Asked whether cyberattacks are being effectively used to alter elections, Maigre said: "Cyber operations have started to play a key role in the toolbox of political and military intelligence-gathering and information operations."
"Hybrid challenges call for hybrid response. A combination of legislative, organizational and technical measures need to be implemented in a comprehensive, whole-of-society manner. That includes a unified effort by government, businesses, and a civil society of IT community," she added.
Asked to elaborate on the cooperation with member countries including Turkey, Maigre said the NATO Cooperative Cyber Defense Centre of Excellence (NATO CCDCOE) has grown into a 20-nation-strong cyber defense hub with several flagships.

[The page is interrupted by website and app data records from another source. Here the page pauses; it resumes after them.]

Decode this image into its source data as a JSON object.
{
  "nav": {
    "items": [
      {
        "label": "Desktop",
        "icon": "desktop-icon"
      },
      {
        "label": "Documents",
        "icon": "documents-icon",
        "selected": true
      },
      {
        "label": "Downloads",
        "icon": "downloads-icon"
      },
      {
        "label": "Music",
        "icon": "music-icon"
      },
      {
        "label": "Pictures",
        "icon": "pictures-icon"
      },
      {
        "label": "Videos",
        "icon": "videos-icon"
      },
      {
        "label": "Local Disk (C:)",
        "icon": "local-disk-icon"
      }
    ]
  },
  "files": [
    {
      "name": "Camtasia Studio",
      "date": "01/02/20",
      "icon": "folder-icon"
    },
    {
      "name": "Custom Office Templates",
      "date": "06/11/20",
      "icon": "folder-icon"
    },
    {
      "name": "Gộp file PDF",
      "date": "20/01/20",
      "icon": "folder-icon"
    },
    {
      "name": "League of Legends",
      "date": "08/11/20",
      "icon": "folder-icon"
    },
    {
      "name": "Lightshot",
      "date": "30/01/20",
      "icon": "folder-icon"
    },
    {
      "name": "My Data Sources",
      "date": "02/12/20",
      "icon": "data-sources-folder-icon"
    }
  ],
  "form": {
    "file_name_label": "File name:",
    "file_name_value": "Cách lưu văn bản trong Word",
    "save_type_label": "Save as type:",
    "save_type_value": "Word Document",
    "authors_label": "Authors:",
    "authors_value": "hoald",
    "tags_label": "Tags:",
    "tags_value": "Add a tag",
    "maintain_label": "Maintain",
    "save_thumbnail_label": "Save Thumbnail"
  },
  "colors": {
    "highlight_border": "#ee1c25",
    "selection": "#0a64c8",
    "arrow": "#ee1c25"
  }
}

"The world's most complex international live-fire cyber defense exercise Locked Shields, international conference and community-building event CyCon, and the already mentioned Tallinn Manual," she listed, adding that all member countries, including Turkey, have contributed to the success of the center and these highlights.

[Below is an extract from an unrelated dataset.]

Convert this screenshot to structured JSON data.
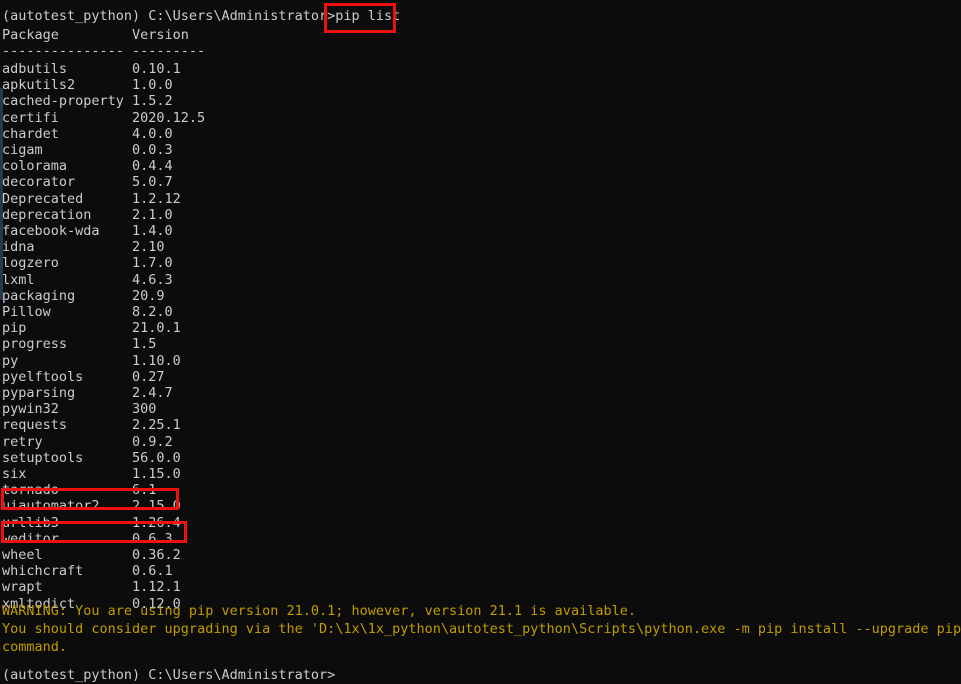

- Cyber-defense hub
"We highly value the participation of Turkey and recognize and appreciate how Turkey has contributed to the success of our cyber-defense hub by sending us the best people," she added.
Explaining the center's practices, Maigre said it is a NATO-accredited cyber defense hub focusing on research, training, and exercises.

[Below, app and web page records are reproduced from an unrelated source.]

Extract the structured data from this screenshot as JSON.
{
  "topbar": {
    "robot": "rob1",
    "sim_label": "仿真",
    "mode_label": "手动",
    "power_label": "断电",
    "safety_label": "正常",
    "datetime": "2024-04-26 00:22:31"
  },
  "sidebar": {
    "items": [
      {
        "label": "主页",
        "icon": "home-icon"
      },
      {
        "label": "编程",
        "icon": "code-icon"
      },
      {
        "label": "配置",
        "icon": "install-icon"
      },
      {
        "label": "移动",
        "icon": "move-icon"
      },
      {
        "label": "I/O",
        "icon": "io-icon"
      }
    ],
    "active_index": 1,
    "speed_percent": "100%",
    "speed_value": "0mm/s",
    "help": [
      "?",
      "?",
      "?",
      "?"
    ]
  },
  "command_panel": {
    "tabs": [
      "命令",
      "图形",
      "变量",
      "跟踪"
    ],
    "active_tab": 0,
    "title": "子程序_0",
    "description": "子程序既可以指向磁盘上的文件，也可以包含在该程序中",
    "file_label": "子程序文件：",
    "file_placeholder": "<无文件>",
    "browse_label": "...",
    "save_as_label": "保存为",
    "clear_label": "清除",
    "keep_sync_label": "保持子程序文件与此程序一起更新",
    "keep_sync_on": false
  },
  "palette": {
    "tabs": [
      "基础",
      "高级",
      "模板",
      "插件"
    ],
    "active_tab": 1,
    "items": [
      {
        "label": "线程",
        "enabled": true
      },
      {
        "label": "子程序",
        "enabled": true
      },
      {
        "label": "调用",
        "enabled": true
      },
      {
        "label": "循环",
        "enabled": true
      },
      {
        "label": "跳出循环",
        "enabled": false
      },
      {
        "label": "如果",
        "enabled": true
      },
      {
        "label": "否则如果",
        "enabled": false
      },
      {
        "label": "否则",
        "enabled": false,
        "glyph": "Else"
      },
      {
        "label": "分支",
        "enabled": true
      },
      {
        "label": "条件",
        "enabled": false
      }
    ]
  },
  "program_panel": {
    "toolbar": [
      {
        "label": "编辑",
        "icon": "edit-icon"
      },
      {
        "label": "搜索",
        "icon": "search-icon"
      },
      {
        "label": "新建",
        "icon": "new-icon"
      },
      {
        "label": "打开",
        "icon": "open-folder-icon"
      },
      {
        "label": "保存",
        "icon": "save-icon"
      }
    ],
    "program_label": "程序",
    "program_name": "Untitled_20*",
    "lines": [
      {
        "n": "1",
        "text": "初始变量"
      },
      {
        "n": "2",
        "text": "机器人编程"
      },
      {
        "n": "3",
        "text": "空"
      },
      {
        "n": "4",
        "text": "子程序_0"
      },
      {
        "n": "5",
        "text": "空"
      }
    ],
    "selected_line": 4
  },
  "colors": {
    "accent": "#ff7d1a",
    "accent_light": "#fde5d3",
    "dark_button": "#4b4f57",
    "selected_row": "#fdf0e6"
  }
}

"The international military organization based in Estonia currently includes 20 nations providing a 360-degree look at cyber defense, with expertise in the areas of technology, strategy, operations, and the law," she said.
"We have a diverse mix of experts from the military, government, academia, and industry working together on the most relevant topics in cyber defense. In addition to the flagships mentioned above, we carry out a number of cutting-edge trainings in all our focus areas.
"As of January 2018, NATO CCDCOE is responsible for identifying the cyber defense operations training requirements and coordinating training solutions for all NATO bodies across the Alliance."
On the center's 2018 plans, Maigre said the program Locked Shields will take place again at the end of April.
The program, organized by the center since 2010, focuses on training the cyber defenders who protect national IT systems.
"Every year, national Blue Teams are put under intense pressure to maintain the networks and services of a fictional country, handling and reporting incidents, solving forensic challenges, and responding to legal, strategic communication and scenario injects.
"In 2017 the exercise enabled nearly 900 cybersecurity experts from 25 countries to practice the defense of IT systems and critical infrastructure under the intense pressure of a severe cyberattack. The focus is on realistic scenarios, cutting-edge technologies, and simulating the entire complexity of a massive cyber incident. For the first time, in 2017, a strategic track ran parallel to the technical exercise," she said.
"It's too early to speak of any details, but the exercise in 2018 will definitely involve new challenges and special systems together with a strategic track that is integrated with the entire scenario," she added.